John 19:32-33 says, “So the soldiers came and broke the legs of the first, and of the other who had been crucified with him. But when they came to Jesus and saw that he was already dead , they did not break his legs.” My pastor pointed out that they broke the legs to hurry up their death. The thieves would no longer be able to pull themselves up, so they would suffocate to death. That painful act for one of those thieves hurried him into eternity! He no longer suffers! But they didn’t break Christ’s legs because He was already dead. What’s the significance of this? Christ willingly gave up His life for us! “He said, “It is finished,” and He bowed His head and gave up His spirit.” (John 19:30).

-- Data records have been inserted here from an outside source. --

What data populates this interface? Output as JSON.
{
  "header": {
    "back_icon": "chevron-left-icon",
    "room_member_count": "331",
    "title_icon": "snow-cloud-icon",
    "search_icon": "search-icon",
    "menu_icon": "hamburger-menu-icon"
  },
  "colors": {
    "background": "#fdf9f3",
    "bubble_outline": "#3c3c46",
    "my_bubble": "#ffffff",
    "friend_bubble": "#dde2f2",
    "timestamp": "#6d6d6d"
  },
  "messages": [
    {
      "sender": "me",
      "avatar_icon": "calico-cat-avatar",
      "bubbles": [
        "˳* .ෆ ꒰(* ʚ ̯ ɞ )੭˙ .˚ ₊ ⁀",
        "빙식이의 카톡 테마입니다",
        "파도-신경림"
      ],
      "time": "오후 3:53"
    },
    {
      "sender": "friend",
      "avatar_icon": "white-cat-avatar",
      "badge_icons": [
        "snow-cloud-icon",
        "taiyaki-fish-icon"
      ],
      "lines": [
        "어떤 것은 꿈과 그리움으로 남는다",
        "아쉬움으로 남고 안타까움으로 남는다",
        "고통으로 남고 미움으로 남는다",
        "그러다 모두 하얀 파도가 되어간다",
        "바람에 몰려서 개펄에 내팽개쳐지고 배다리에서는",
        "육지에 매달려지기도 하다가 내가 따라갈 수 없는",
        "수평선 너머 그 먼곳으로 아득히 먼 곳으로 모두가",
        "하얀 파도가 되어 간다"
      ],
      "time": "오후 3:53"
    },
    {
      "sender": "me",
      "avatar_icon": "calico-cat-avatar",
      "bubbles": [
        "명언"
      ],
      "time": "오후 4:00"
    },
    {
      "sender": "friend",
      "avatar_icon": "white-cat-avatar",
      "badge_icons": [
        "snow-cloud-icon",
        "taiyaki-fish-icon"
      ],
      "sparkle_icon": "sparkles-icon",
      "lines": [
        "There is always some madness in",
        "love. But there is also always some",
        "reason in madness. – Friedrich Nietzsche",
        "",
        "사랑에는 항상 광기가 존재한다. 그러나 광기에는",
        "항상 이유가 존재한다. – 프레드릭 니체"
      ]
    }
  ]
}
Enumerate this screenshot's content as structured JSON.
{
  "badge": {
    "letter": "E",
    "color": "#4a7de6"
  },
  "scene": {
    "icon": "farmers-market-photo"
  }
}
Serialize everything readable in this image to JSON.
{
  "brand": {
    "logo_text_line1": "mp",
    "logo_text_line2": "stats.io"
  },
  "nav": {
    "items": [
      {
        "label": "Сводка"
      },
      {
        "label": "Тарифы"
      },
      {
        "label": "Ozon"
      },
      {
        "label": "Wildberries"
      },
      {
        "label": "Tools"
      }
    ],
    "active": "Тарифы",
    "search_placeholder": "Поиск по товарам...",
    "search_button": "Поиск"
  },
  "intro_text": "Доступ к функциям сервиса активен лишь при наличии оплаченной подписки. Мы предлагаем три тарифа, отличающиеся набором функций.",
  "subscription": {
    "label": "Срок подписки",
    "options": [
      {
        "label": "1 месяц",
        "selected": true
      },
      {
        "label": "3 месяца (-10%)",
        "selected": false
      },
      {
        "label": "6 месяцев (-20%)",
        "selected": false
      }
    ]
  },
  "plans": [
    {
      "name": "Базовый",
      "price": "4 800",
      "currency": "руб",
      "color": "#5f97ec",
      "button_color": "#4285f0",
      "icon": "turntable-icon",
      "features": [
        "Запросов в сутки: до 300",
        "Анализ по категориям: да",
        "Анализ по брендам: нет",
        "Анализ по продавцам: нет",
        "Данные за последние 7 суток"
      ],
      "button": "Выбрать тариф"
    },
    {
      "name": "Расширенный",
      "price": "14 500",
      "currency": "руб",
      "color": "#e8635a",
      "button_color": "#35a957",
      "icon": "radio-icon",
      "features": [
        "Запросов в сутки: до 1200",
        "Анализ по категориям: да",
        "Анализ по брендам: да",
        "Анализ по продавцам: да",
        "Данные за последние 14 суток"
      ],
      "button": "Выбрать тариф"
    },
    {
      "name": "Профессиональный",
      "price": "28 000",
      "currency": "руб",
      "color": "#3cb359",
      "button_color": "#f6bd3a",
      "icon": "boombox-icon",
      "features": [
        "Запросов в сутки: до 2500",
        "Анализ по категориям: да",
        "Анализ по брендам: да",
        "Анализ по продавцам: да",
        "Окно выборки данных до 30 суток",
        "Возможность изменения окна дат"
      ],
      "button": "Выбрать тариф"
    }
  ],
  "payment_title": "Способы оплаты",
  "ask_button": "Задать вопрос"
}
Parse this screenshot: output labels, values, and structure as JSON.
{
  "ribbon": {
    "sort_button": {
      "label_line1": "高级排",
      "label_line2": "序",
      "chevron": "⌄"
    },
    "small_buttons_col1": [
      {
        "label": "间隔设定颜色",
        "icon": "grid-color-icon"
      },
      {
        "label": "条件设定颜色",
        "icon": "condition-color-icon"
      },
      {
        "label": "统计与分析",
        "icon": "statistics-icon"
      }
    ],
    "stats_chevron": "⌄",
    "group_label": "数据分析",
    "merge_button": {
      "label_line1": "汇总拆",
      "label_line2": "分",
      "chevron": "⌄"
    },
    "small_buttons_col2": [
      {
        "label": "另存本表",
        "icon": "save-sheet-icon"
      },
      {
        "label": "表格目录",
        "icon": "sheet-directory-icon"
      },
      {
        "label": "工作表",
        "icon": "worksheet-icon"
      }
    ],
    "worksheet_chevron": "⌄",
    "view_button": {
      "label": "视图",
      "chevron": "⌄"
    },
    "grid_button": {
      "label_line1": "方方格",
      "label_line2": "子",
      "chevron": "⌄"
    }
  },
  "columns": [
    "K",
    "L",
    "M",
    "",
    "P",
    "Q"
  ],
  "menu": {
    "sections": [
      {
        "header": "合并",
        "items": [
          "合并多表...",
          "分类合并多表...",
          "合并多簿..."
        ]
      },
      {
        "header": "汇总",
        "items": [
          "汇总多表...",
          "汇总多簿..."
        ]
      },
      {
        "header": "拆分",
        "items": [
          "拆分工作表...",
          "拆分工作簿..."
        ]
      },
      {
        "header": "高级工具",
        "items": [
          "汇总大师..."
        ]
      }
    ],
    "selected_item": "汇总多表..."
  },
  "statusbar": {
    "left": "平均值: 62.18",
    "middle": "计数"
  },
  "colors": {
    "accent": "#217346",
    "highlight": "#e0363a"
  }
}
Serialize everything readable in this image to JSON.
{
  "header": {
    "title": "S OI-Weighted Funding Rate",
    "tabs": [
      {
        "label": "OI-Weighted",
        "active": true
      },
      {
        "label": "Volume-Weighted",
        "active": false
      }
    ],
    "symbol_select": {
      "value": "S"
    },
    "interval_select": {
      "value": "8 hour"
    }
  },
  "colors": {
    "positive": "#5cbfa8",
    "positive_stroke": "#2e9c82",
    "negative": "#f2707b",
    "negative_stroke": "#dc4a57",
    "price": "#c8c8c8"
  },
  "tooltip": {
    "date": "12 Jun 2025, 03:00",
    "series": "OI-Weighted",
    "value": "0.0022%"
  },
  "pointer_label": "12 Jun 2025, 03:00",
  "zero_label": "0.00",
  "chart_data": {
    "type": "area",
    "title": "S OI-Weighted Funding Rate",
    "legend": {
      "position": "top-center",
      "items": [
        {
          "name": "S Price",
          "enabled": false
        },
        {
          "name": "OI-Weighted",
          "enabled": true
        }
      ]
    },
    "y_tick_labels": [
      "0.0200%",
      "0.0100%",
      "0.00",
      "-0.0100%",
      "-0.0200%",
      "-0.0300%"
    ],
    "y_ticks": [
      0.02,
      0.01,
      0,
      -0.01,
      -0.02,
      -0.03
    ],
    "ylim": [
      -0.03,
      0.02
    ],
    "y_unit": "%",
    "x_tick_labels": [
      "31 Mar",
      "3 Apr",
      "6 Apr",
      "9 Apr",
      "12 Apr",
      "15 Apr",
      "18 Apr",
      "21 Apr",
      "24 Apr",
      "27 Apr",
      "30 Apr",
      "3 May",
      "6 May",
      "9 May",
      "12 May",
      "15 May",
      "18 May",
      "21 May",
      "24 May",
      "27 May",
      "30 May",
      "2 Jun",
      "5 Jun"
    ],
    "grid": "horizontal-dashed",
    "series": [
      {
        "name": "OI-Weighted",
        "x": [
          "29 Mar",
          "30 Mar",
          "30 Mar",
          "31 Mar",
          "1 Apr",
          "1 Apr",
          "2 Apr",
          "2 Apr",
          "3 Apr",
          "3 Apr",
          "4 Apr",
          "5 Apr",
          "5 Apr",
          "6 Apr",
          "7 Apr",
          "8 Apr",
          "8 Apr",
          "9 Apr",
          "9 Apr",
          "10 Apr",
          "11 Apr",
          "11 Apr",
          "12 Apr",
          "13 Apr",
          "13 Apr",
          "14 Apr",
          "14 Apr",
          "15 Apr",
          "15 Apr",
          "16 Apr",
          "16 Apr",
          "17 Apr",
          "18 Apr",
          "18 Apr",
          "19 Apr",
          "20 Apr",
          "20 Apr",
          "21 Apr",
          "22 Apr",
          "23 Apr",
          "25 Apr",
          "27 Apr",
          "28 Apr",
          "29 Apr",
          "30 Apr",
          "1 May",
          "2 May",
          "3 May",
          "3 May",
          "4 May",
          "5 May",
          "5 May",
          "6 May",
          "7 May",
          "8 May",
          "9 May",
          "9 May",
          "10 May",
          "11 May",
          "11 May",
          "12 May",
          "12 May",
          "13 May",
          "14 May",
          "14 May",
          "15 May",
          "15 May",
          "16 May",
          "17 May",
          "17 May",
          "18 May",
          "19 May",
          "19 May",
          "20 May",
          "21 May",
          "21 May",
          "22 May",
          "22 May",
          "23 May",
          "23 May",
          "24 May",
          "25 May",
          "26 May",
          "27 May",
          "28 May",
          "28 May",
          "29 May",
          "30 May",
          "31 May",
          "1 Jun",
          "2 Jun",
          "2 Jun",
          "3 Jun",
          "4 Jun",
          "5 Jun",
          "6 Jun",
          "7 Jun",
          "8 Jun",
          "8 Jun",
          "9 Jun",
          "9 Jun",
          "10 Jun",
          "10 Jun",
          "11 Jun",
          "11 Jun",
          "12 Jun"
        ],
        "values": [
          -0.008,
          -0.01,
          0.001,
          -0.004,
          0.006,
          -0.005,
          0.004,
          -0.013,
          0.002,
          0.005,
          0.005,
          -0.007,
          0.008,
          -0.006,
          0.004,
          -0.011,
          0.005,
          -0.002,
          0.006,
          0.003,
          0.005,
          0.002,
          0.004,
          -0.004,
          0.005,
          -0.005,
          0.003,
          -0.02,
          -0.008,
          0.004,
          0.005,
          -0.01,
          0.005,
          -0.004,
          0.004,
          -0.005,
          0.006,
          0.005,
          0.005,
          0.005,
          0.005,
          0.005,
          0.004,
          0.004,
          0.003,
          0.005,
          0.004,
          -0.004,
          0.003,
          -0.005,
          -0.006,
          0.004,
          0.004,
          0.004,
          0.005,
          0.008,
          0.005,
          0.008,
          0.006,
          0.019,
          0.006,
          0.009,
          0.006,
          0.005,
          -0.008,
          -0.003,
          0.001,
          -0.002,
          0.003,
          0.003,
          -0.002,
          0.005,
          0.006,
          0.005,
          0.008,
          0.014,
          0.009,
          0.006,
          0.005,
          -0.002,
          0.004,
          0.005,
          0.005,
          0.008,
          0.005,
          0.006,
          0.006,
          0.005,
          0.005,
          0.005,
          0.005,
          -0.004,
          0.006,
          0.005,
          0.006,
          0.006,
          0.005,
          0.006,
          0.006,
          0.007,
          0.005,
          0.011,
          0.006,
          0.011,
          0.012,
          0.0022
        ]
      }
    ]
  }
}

“When the centurion and those who were with him, keeping watch over Jesus, saw the earthquake and what took place, they were filled with awe and said, “Truly this was the Son of God”” (Matthew 27:54). Another possible conversion at the cross! My point is that these people simply believed and confessed; they didn’t pray a magical prayer. Again, I’m not saying the prayer is wrong, but we should be wary of holding onto it. Remember, “we have all become like one who is unclean, and all our righteous deeds are like a polluted garment. We all fade like a leaf, and our iniquities, like the wind, take us away” (Isaiah 64:6). There is nothing we can do to earn our way to heaven, not even praying a prayer. It’s all about faith. For an adult praying a prayer is their way of confessing, but for a child being taught to pray a prayer puts them emphasis on the prayer and not on faith. My concern is that children will, like I did, misunderstand and worry about the prayer. That’s why I think we need to teach kids to believe that Christ can save them from their sins and that He is the Son of God. We don’t need to teach them about a sinner’s prayer, although we certainly do need to teach them how to pray. I’m just concerned that we’re teaching kids to pray a prayer and viola! they’re now saved! For some of those kids they just prayed the prayer, and they didn’t actually put their faith in Christ. They’ll cling to that prayer, to that action, for their salvation. Never realizing it’s all about faith! Or some may pray the prayer and then for years doubt their salvation because they aren’t sure if they prayed it right. When kids come to us, we pray with them. Often times we coach them through the whole prayer because they’ll tell us they don’t know how to pray. They need to be telling God what they just told us. Christ doesn’t command us to be eloquent! The thief didn’t make an eloquent testimony of faith. Instead, he just believed. The thief knew he had sinned and asked Jesus to remember him. This man is in heaven right now because He acknowledged Christ’s lordship and believed Christ would save Him. Let’s put the emphasis where it really belongs!